Silicon pillars are also used to produce 3D neural cells. They are a good material for this purpose. They are a good choice for cell culture as they can be used as a seeding surface for neural cells. They are also useful for other applications. If you're interested in learning more about a specific silicon pillar, we'd love to hear about it! If you have any questions about silicon pillars, feel free to contact us and we'll be happy to answer them.
During the fabrication of semiconductor chips, silicon pillars are made from a material called SiO2 and are a good choice for high-speed communications. They are fabricated from the same material as other semiconductors. The two materials are very similar in size, and the pillars are a good choice for these purposes. If you're interested in learning more about this technology, read on to learn about the advantages and disadvantages of these devices.

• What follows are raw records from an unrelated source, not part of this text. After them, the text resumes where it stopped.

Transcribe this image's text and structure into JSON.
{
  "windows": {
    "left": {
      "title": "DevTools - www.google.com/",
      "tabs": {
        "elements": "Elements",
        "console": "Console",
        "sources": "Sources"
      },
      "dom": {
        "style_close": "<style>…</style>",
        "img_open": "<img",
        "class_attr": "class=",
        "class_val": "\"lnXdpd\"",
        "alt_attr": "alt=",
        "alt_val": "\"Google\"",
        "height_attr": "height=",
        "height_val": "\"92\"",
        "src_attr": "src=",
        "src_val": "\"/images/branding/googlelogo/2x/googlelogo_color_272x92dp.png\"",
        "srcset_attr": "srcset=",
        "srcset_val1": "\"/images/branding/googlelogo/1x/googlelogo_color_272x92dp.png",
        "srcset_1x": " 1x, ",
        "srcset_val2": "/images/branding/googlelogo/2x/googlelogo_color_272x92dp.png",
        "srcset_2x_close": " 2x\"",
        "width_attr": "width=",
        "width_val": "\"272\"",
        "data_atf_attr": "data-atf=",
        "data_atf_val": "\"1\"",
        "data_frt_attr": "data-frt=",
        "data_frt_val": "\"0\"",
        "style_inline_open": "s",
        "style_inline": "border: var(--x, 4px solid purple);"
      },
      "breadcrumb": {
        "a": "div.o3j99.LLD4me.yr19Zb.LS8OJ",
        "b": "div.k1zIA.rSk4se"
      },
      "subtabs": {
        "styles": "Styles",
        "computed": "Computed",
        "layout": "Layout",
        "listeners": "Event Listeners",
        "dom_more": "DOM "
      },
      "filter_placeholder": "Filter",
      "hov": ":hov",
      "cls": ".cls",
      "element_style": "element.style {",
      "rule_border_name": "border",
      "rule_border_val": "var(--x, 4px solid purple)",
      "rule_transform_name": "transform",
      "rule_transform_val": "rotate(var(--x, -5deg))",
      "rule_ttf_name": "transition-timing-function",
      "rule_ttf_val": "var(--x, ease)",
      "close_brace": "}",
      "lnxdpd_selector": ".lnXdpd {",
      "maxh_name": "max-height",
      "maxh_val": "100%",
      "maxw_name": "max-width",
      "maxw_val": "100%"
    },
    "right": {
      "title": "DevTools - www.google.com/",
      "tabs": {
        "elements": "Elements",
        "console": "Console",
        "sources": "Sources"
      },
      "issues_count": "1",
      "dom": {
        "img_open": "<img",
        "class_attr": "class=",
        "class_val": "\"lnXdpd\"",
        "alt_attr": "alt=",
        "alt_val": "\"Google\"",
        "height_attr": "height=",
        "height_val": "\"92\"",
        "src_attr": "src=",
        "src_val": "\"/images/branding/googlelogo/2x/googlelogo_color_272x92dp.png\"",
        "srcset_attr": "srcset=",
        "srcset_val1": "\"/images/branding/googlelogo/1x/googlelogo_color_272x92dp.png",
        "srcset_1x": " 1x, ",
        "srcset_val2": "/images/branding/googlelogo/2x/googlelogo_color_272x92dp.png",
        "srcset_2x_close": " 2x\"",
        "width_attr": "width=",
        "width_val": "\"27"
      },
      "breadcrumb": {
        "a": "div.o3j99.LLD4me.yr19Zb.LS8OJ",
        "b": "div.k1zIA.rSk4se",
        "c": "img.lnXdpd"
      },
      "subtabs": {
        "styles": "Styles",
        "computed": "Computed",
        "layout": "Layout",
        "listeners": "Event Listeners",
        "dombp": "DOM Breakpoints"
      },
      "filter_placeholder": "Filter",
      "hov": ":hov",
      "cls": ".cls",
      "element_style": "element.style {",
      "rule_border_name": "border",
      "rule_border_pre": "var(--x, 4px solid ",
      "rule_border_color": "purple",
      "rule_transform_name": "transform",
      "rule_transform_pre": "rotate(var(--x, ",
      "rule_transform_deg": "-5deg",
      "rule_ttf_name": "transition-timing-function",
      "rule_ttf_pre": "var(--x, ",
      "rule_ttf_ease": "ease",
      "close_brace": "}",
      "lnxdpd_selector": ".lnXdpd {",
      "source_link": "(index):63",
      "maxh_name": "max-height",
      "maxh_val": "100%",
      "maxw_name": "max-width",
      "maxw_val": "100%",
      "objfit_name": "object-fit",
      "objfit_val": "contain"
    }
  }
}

The two different materials are highly compatible with each other. They can capture light through multiple reflection amongst micron-sized porous pillars and transitional porous layers. The multiplicity of character sizes is essential for the capture of incident photons. It is also important to know how these materials interact with each other. For instance, silicon pillars can improve the transmission of lasers and are a great way to make new electronics.
The recombination process is the basis for silicon quantum pillars. They are very similar to the surface-functionalization of silicon wafers. Both have a high degree of recombination. The recombination process is crucial for the device's efficiency. Using light-refracting materials, however, can improve the quality of the light reflected. Its optical properties are enhanced and may be useful in other fields. Silicon pillar video explaination.